Backwards & Forward in Heels 

Linda Belans 



Here, on the heels of International Women’s Day, I’m feeling reflective as I anticipate beginning my 74th revolution around the sun in May.

         I’m thinking about the policies, laws, and rules – spoken and whispered –  that defined and shaped the personal, political and economic power of my generation. At the very least, it meant that my college girlfriends and I were required to wear skirts to campus. If we were caught wearing long pants, even when it was 10 degrees below zero in 2 feet of snow, we could get shipped back home. In class, we had to pay as much attention to keeping our bare legs crossed as learning about the new field of study – Ecology.

         It meant that one hyacinth-scented day, I got ejected from the sorority I joined in a moment of first-year loneliness. It seems that an alum spotted me riding on the back of my male cousin's Moped, off campus, on a Saturday. This behavior was considered "unladylike” by the sisters that threw me out. After that, while I searched the bottom of my purse every day for bus fare, my cousin continued to scoot around town, to and from campus, or anywhere he liked. In his seldom-washed blue jeans.

         Ladylike also meant using the euphemism “sick” for having our period, and feeling shame when purchasing tampons which weren’t yet appropriated by Madison Avenue as money-makers.

         Those were all arbitrary inequities and indignities, the ones that had ripple effects through our daily lives and imagined futures.

         Then came the legal discriminations. When I married the first time in 1965, I was the breadwinner and bread-maker for a big chunk of that 13-year marriage, while my husband pursued several advanced degrees. But the law prevented me from having a credit card in my own name. For the next 9 years.  

         In 1966, it meant that at a secretarial job interview at the University of Pittsburgh, the male personnel manager asked me what kind of birth control I used because he didn't want to hire a woman who would get pregnant. It was legal for him to ask that question, legal to fire me if I did get pregnant, and illegal to have an abortion.

         In fact, I was using Enovid, the first birth control pill that came to market five years earlier. It was so overloaded with hormones, we did, indeed, get sick. Initially introduced for menstrual problems, then prescribed as a birth control pill for married women only, Enovid caused dizziness, extreme nausea, and severe headaches for most women. For some of us, it also caused blood clots, for others, heart attacks.

         Shortly after I married for the second time in the early '80s, I made sure my newly reclaimed birth name was on my own credit card. The house, of course, was in his name. A few years later, about to be divorced again, I presented the card to pay for a newfangled microwave oven to help make my life easier for my two adolescent children and me. The card was rejected. It seems that my soon-to-be ex-husband cancelled it, and the law, or lack of one, allowed this. My children still talk about that day, the day their mother lost her mind screaming at the cashier, at the bank manager, and anyone else who got caught in the crossfire as I charged my way down the mall concourse, waving the useless plastic.

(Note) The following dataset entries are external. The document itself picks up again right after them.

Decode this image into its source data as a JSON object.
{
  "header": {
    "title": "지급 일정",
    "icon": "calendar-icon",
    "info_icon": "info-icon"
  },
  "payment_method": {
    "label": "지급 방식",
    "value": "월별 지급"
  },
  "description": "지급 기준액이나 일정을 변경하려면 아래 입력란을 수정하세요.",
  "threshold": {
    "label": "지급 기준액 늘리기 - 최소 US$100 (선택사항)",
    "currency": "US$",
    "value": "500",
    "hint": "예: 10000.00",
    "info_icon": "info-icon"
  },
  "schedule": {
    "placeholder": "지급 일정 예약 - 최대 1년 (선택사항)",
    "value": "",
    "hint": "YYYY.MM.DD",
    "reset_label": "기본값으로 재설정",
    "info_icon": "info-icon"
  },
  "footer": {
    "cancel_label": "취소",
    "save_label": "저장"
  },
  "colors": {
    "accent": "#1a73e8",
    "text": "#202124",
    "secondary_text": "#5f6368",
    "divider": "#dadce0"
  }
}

         And, like most women, I was paid less than the man who sat next to me, even though we did the same job, or I had more experience, or trained him, or in one rare blip, was his boss. I never made it past a couple of episodes of Mad Men. It should have come with trigger warnings.

     For most of us, glass was something we rubbed squeaky clean, not tried to shatter. When we did, we got injured from the debris of broken marriages, angry colleagues, bosses who humiliated us for asking for a raise – and the loneliness that comes with that territory.

         Nevertheless, we persisted. And we keep on persisting and moving forward – we have a record number of women in the Democratic congress. And, standing still – we have a staggeringly stagnant number of white men in the Republican senate. In the United States, white women still make twenty cents or less on the dollar than white men do, Black women 61 cents less, and Latinas 54 cents. And stepping back – we have lost the Wage Gap Initiative. And teetering – women are at risk of losing our right-to-choose. Pushing back – women are using political voices and power against misogyny, injustice, and inequity.

         So, on the day after we call attention to women internationally, we can never afford to forget that women around the world are still far from equal – even with each other. And I’m imagining a future where we don’t have to imagine this anymore.